LONDON • The Russian Anti-Doping Association (Rusada) has "completely changed" and is now a "very efficient and good anti-doping organisation". This is the assessment of World Anti-Doping Agency (Wada) director general Olivier Niggli in an interview with Agence France-Presse.
Speaking after the body decided to take no further action against Rusada on Tuesday for missing the Dec 31 deadline to allow access to the Moscow laboratory at the centre of alleged state-sponsored doping, he insisted things were moving in the right direction after years of the Russians dragging their feet.
Wada conditionally lifted a ban on Rusada in September last year, a decision roundly criticised by several athletes and United States anti-doping chief Travis Tygart, with one of the conditions being Wada allowed access to thousands of samples at the tainted Moscow lab.
But when a Wada team arrived last month, Russian authorities raised issues with the certification of their equipment, which led to the delay before the data was finally extracted earlier this month.
However, Niggli felt Wada was right not to impose further sanctions even if the decision was not "universally popular".
Touching on Rusada's "transformation" as one of the positives to emerge from the affair, he said: "It's a new organisation. This is a very promising thing going forward because having a good anti-doping system in Russia is what everybody needs. That's the key to the future."
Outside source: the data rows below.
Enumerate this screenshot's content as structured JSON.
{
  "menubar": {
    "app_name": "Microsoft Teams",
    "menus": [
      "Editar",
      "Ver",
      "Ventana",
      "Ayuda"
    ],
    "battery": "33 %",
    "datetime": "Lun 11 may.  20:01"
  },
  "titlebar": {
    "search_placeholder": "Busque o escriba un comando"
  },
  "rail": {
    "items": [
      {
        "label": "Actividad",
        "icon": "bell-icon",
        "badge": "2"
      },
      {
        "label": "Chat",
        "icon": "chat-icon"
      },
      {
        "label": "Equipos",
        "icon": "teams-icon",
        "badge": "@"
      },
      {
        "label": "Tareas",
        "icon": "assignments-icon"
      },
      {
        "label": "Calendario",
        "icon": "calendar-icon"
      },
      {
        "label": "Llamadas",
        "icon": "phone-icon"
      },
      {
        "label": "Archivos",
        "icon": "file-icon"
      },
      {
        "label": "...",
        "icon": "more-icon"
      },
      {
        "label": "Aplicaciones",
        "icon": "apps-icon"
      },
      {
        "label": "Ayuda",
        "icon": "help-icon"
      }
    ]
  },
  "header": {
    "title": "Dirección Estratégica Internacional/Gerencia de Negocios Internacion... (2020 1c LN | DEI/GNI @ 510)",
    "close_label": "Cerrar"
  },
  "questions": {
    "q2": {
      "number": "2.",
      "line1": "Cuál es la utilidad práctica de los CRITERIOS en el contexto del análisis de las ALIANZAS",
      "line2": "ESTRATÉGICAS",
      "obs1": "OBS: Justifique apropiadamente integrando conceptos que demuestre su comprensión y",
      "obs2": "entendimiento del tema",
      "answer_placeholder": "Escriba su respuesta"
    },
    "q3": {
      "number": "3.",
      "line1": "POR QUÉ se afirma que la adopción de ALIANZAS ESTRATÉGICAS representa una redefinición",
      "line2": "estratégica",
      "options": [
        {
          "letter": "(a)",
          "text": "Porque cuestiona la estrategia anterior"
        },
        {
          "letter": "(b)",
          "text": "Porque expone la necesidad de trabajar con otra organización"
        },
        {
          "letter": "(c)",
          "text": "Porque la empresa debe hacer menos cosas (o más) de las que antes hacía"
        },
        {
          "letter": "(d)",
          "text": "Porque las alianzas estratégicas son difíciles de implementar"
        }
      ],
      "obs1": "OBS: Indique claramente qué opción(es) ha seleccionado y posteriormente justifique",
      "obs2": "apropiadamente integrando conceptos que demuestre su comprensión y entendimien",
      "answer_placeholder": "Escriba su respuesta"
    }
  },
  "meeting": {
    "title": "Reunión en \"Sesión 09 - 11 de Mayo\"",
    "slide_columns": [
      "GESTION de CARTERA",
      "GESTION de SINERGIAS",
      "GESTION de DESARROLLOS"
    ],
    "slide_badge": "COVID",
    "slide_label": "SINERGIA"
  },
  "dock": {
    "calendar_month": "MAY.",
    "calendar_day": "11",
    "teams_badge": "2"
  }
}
As for the analysis of the data, Niggli said Wada would know only "in a few months" but feared there could potentially be several hundred doping cases, adding: "What we need now is to see if the further data we got, the raw data will back up what we already have and will provide sufficient evidence so that these cases can be prosecuted."
The lawyer also insisted Wada had learnt a lot from the scandal and were now better equipped.
Calling on critics like Tygart, who took umbrage with Tuesday's announcement, to lay off, he said: "I hope it will stop. I hope people will realise all we have done so far is to strive to get this data so we can get justice and get to the bottom of it.
"People have to understand there is a process to be followed... We are the regulator. If we deviate from our role just to satisfy the impatience of some, this is not going to take us forward."
But German Olympic supremo Alfons Hormann, who yesterday slammed the Russian let-off as "difficult to support", claimed the decision "did not help to strengthen faith in Wada and the worldwide fight against doping".
Wada's decision is the latest chapter in a saga that surfaced with Richard McLaren's 2016 report detailing doping in the country from 2011-15 involving more than 1,000 athletes from over 30 sports.
AGENCE FRANCE-PRESSE, DPA